Instructions to follow: Take each line of the listing that has the string "user" and report it.

Exercise data:
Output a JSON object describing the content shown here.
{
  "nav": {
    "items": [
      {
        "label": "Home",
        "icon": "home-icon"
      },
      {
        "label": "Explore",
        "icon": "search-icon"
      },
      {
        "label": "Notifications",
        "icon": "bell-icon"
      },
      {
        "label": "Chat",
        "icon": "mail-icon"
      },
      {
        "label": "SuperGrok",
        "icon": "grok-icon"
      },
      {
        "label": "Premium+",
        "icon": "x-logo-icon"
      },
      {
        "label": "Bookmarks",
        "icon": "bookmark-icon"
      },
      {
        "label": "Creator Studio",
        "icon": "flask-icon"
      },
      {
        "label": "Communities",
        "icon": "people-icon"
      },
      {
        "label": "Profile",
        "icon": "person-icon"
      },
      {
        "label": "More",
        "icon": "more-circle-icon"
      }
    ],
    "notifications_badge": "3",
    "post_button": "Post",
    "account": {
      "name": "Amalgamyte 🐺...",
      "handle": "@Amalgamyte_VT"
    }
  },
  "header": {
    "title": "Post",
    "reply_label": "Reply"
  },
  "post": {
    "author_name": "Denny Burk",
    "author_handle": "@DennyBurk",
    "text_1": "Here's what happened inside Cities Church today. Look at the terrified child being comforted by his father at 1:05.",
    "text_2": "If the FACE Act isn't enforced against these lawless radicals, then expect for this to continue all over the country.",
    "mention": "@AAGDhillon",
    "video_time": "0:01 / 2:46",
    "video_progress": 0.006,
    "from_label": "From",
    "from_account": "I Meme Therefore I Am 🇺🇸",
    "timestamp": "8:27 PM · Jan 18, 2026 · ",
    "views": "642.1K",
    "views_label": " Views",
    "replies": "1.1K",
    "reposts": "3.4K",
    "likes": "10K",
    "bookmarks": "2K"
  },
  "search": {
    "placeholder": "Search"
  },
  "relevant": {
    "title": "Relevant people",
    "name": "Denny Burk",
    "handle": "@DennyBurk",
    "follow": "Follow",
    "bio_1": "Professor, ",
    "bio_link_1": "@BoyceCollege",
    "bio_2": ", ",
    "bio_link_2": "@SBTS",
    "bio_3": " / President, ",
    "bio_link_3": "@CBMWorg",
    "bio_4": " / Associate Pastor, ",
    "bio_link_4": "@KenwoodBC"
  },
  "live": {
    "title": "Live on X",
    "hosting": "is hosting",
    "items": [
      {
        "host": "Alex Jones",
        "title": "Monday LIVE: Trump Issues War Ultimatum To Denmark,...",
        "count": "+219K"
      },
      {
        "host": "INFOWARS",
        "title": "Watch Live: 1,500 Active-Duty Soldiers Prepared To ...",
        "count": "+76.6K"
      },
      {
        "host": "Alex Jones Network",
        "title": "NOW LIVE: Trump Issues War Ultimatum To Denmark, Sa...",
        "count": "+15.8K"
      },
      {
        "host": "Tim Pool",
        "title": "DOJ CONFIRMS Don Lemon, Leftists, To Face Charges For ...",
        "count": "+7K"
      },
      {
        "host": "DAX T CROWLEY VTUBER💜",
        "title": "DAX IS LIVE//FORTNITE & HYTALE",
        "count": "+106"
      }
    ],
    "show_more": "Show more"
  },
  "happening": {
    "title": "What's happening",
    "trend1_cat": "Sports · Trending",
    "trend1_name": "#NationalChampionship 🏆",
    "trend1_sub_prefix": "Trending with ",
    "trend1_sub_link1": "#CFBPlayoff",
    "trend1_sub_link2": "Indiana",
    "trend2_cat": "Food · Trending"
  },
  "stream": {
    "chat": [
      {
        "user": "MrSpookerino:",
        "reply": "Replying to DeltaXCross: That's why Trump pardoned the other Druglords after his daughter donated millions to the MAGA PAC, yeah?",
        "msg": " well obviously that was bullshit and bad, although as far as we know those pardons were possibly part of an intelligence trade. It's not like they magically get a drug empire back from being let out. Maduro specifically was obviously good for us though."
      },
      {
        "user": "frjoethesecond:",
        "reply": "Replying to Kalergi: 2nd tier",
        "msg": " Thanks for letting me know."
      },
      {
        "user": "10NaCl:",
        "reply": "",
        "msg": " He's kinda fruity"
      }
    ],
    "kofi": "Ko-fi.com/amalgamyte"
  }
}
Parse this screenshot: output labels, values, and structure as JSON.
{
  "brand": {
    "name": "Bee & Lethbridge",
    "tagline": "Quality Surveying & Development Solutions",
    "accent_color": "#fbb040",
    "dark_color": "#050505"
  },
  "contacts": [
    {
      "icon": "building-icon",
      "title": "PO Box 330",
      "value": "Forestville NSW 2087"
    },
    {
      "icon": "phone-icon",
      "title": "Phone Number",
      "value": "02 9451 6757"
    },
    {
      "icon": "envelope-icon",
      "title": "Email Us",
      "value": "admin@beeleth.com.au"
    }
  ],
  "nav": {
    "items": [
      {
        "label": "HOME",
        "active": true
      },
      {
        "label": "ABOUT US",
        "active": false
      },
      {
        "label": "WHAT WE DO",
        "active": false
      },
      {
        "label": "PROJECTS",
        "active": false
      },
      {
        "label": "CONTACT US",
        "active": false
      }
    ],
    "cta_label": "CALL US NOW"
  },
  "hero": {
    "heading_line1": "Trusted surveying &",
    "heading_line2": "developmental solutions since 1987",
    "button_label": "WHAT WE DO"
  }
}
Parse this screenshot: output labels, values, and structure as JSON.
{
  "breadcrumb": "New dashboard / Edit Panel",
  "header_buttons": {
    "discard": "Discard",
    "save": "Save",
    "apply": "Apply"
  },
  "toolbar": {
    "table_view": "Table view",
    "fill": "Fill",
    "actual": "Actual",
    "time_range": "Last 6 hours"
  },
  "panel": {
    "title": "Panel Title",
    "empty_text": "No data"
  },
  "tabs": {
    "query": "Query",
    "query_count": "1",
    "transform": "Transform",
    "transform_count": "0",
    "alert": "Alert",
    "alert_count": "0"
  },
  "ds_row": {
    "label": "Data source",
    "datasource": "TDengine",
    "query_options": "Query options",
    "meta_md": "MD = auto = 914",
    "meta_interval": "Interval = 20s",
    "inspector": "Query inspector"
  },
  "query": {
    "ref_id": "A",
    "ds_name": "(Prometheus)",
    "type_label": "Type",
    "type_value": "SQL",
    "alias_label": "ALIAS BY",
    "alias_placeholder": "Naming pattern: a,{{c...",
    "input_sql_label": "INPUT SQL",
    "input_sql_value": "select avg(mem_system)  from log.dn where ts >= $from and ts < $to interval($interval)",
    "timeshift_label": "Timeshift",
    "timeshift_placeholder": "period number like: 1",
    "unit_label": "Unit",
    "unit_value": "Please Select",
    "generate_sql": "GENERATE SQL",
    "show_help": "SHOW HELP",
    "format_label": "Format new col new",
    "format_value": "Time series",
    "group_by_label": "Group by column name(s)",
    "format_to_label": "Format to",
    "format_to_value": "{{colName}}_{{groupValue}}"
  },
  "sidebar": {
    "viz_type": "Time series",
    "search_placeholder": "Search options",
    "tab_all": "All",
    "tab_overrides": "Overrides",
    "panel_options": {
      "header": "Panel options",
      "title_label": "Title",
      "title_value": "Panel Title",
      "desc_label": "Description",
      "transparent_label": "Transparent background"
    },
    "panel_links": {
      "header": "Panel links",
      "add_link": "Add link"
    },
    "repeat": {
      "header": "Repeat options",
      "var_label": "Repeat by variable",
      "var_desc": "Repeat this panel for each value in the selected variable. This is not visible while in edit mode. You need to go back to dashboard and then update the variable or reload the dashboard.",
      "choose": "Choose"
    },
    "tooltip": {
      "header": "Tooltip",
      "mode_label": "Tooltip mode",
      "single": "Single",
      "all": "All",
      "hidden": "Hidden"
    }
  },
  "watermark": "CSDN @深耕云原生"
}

Exercise answer:
        "user": "MrSpookerino:",
        "user": "frjoethesecond:",
        "user": "10NaCl:",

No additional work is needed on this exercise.